The digital benefits of the WebABLLS digital assessment are the robust reporting and analytic features that allow clinicians and educators to review multiple assessments over time and the impact of intervention on the client's performance from the first assessment to the next. Reporting features offer easy-to-use and administer program and treatment plan updates that are downloadable and shareable with other collaborators. The digital aspect of the test expedites the evaluation and encourages focus on the child, so the evaluator can spend more time interacting with the family, versus manually taking notes. This helps the educator to build a connection and rapport with the family/child.


Central challenge of ABLLS-R: ABLLS-R is best suited for children and while it can be used to test older individuals, it is not common.



AFLS is designed for testing people who are age 16 and older and who need to develop independent living skills. This comprehensive test evaluates 1,900 skills and includes basic living skills across six protocols and various environments:

  • The Basic Living Skills Assessment 
  • The Home Skills Assessment 
  • The Community Participation Assessment 
  • The School Skills Assessment 
  • The Independent Living Assessment
  •  Vocational Skills Assessment Protocol
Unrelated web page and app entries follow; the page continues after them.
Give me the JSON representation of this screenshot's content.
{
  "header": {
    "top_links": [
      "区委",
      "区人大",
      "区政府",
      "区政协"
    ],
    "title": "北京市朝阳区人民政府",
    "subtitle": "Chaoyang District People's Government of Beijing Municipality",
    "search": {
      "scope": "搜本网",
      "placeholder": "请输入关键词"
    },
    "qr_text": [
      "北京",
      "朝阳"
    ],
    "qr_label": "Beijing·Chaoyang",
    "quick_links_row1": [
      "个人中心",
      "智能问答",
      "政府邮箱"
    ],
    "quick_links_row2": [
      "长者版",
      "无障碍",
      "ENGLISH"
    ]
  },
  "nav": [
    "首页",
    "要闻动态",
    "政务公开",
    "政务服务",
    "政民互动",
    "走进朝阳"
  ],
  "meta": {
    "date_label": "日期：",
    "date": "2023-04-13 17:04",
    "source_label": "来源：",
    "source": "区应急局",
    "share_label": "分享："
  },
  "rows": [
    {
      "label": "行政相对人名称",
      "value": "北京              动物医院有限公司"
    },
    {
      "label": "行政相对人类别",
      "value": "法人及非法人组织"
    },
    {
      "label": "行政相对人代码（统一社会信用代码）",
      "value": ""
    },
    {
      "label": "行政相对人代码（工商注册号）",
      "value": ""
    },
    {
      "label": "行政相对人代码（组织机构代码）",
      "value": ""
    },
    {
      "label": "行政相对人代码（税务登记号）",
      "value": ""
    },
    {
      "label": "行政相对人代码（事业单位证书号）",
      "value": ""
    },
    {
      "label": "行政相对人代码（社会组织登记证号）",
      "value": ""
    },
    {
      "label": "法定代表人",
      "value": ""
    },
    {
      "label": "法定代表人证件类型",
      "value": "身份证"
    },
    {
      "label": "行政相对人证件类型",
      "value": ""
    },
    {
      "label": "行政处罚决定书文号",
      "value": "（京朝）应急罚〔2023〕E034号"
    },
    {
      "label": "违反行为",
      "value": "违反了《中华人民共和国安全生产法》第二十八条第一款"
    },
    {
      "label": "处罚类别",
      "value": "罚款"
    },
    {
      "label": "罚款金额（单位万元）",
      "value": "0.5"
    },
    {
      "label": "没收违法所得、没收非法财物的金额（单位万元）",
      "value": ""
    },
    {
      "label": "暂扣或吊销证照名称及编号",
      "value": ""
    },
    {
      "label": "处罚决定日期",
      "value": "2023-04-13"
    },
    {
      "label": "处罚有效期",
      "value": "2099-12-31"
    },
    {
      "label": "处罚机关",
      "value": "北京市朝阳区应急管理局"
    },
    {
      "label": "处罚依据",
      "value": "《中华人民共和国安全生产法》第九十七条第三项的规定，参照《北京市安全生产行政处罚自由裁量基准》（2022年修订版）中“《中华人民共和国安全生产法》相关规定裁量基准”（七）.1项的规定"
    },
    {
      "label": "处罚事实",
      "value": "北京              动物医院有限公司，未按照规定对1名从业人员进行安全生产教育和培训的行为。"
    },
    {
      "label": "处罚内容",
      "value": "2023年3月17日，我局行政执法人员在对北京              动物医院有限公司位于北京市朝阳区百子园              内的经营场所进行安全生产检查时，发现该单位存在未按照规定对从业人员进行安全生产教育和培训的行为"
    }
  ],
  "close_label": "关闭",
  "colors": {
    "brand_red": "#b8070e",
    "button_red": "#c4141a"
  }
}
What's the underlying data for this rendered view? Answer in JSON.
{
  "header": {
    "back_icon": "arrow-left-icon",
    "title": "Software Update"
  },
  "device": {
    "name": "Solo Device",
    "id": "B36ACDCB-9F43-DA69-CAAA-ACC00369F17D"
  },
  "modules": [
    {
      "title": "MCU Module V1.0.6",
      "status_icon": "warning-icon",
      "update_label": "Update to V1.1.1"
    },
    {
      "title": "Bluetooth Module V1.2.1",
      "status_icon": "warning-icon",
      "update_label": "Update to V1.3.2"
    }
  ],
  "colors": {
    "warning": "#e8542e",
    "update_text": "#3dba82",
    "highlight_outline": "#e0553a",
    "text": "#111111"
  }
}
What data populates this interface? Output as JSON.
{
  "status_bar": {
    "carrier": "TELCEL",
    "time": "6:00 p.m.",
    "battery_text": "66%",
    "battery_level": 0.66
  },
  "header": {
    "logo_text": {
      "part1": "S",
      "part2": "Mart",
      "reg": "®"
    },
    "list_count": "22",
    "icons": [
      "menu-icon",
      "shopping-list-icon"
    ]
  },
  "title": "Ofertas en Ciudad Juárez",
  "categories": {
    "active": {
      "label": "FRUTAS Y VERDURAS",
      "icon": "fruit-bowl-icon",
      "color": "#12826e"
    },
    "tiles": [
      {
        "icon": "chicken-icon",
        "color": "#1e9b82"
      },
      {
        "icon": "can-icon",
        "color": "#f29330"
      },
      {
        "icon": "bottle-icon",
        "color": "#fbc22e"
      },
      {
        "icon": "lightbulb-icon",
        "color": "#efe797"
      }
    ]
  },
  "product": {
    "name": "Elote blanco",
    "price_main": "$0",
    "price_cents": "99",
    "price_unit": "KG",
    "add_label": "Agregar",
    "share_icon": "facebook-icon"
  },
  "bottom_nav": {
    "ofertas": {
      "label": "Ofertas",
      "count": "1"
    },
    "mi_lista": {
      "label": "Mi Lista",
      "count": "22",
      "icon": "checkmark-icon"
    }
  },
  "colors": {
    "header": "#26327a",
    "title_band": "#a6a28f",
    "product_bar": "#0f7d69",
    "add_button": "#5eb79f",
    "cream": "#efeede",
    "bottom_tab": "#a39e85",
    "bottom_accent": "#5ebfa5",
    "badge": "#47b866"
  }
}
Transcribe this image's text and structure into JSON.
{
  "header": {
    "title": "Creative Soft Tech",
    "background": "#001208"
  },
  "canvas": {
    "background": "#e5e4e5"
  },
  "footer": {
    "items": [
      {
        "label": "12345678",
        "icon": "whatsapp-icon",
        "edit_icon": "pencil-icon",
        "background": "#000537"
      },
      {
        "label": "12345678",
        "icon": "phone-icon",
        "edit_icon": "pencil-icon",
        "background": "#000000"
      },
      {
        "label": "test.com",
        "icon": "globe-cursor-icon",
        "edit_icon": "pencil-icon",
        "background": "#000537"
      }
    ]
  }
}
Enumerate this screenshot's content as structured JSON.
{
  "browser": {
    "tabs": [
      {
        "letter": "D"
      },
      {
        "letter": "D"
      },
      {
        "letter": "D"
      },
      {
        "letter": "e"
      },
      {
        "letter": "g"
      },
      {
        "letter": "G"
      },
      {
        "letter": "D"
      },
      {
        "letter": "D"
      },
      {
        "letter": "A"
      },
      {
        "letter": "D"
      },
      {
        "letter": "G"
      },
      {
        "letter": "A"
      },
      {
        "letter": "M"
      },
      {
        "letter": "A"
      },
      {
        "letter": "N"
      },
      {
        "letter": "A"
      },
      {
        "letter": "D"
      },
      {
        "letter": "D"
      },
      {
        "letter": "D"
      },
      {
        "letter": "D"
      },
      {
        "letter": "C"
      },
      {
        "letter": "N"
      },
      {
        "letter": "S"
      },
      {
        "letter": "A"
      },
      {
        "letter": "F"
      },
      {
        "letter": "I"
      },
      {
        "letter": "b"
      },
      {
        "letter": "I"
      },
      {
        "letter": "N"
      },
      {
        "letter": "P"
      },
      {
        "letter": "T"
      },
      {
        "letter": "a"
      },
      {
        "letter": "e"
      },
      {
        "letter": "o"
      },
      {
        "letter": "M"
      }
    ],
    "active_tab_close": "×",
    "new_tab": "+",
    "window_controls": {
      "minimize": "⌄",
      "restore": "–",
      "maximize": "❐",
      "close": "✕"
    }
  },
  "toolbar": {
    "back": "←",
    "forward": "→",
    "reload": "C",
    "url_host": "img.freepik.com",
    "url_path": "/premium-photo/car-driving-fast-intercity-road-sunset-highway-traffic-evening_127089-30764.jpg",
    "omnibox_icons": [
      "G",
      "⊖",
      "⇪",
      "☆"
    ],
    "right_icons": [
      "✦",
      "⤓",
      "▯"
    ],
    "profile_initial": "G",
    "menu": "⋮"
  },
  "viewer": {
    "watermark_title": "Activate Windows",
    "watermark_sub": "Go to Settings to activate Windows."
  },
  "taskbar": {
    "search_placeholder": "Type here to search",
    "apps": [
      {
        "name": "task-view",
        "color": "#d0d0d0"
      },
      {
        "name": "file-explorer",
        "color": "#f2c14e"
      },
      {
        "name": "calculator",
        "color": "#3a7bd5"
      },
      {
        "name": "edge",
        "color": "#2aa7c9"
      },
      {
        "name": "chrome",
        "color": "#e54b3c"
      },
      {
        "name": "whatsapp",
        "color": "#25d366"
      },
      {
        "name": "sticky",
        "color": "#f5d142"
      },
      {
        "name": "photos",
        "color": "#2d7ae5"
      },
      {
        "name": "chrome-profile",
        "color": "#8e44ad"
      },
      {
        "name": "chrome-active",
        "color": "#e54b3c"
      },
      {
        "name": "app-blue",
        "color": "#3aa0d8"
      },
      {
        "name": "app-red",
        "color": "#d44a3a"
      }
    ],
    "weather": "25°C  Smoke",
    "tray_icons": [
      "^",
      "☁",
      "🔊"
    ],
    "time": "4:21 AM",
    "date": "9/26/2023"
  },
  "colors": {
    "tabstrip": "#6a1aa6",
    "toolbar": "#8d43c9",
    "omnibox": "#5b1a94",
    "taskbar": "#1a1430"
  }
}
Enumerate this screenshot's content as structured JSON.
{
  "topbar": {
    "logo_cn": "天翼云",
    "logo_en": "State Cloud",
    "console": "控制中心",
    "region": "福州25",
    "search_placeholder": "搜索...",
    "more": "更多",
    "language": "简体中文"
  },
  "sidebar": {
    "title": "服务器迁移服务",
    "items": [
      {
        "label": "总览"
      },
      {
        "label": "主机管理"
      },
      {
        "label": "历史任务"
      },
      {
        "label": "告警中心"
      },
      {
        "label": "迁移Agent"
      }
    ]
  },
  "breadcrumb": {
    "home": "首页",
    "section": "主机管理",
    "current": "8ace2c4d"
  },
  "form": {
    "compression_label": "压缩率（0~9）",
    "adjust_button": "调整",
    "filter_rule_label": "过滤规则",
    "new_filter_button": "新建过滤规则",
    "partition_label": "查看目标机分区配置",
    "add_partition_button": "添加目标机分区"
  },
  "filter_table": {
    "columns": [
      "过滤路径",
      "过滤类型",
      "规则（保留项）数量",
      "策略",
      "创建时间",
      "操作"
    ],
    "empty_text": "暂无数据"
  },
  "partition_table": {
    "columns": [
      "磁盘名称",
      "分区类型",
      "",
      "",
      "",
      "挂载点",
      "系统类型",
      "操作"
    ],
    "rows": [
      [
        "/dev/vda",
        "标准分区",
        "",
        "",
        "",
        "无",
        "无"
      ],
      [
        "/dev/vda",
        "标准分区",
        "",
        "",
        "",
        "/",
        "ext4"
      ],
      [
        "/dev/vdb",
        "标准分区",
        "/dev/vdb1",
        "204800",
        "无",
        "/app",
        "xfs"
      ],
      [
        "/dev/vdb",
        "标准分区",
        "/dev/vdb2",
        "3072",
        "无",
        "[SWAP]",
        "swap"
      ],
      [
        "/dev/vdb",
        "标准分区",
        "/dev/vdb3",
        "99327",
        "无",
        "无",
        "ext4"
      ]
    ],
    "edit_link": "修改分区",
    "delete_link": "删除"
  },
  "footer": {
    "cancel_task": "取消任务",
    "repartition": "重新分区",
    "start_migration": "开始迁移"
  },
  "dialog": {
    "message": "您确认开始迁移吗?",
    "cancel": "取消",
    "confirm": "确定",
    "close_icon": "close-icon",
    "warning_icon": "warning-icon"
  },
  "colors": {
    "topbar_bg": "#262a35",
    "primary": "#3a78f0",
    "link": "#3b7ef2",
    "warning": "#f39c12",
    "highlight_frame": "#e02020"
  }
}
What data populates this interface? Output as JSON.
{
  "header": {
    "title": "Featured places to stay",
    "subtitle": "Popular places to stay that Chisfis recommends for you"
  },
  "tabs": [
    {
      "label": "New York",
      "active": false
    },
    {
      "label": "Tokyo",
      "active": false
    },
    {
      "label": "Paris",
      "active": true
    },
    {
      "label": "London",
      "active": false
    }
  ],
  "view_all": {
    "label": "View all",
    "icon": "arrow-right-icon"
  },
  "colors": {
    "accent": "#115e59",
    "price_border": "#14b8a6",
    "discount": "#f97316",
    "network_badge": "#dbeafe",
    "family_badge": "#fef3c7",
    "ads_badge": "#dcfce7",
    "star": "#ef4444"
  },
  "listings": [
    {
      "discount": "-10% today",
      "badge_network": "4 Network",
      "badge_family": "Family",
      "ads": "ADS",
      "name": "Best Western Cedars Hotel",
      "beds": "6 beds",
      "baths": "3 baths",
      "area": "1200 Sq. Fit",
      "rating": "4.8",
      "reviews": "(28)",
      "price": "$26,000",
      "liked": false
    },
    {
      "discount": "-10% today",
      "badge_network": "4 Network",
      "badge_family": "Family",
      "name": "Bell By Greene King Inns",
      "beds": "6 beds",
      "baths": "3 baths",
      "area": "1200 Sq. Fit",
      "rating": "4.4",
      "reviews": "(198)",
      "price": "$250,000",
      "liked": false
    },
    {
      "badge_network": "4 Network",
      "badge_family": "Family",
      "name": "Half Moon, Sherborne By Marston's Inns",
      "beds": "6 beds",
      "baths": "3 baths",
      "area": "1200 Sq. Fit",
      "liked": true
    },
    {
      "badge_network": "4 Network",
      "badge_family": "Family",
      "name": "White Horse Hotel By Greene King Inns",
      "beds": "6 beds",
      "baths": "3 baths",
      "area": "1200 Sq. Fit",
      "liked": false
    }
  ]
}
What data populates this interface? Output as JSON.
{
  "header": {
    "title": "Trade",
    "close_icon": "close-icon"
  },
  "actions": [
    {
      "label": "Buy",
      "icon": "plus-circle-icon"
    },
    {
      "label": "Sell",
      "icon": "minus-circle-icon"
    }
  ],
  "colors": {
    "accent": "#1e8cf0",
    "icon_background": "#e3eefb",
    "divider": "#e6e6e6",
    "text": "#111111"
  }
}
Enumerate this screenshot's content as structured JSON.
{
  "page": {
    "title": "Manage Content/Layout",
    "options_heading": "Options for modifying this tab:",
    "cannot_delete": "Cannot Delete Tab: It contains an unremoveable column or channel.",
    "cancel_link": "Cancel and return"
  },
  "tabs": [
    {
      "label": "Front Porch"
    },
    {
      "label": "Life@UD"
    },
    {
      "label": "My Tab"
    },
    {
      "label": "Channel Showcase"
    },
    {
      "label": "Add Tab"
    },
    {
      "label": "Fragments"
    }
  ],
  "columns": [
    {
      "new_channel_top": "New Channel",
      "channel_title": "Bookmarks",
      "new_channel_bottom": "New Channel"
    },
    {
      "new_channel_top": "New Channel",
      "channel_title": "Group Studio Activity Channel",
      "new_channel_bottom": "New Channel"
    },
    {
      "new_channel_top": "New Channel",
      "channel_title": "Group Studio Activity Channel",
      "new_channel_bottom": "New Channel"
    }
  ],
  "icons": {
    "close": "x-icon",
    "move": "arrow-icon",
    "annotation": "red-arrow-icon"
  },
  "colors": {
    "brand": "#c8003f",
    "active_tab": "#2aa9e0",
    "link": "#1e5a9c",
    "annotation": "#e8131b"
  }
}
Compared with ABLLS-R and VB MAPP, AFLS evaluates the most skills and is considered the strongest evaluation tool for older learners. However, the AFLS can be used for both younger and older learners. The diversified questionnaire allows for the assessor to evaluate whichever skills feel most important. For example, while vocational skills might not be relevant for a 2-year-old, AFLS can still be used to evaluate disruptive or socially acceptable behavior. Like ABLLS-R, AFLS is also a collaborative tool that can allow multiple specialists to participate in the evaluation process.


The future of assessments in autism

Each of these assessments was designed to evaluate people at different stages in their lives. To holistically understand an individual with autism or another IDD, it is essential to use an integrated approach that explores a wide range of skills (language, learning, and living), pulls from the perspective of multiple specialists or clinicians, and allows the educator to track data throughout an individual’s treatment plan.


By combining ABLLS-R and AFLS, BCBAs will have the ability to conduct a comprehensive evaluation of a learner and aggregate data so that caregivers can methodically track the individual’s progress over time. This will enable educators to select the skills they want to evaluate, and they think will have the greatest impact on the life of the learner.


When we create treatment plans, our job is to paint a portrait of the client that we are serving; the insurance company does not know who this individual is, so the assessor must act as the artist, and use the data we collect to paint the painting.


Our goal is to help the learner gain the necessary skills to live independently. By taking a fresh look at our evaluation criteria, we can better understand how to help the learner reach their fullest potential.

Nissa Van Etten

Nissa Van Etten

Dr. Van Etten is a board-certified behavior analyst and Manager of Assessment and Clinical Training at CentralReach. Dr. Van Etten specializes in training BCBAs in various skill areas including compassionate care and cultural awareness. She also has expertise in developing protocols and curriculums for training individuals pursuing the BCBA certificate, as well as providing quality behavior analytic services to children and families with autism. Dr. Van Etten has experience with ABLLS-R and VB-MAPP assessment tools and she enjoys working closely with school districts, teachers, classroom staff, and families to provide quality educational services utilizing applied behavior analysis for children with autism.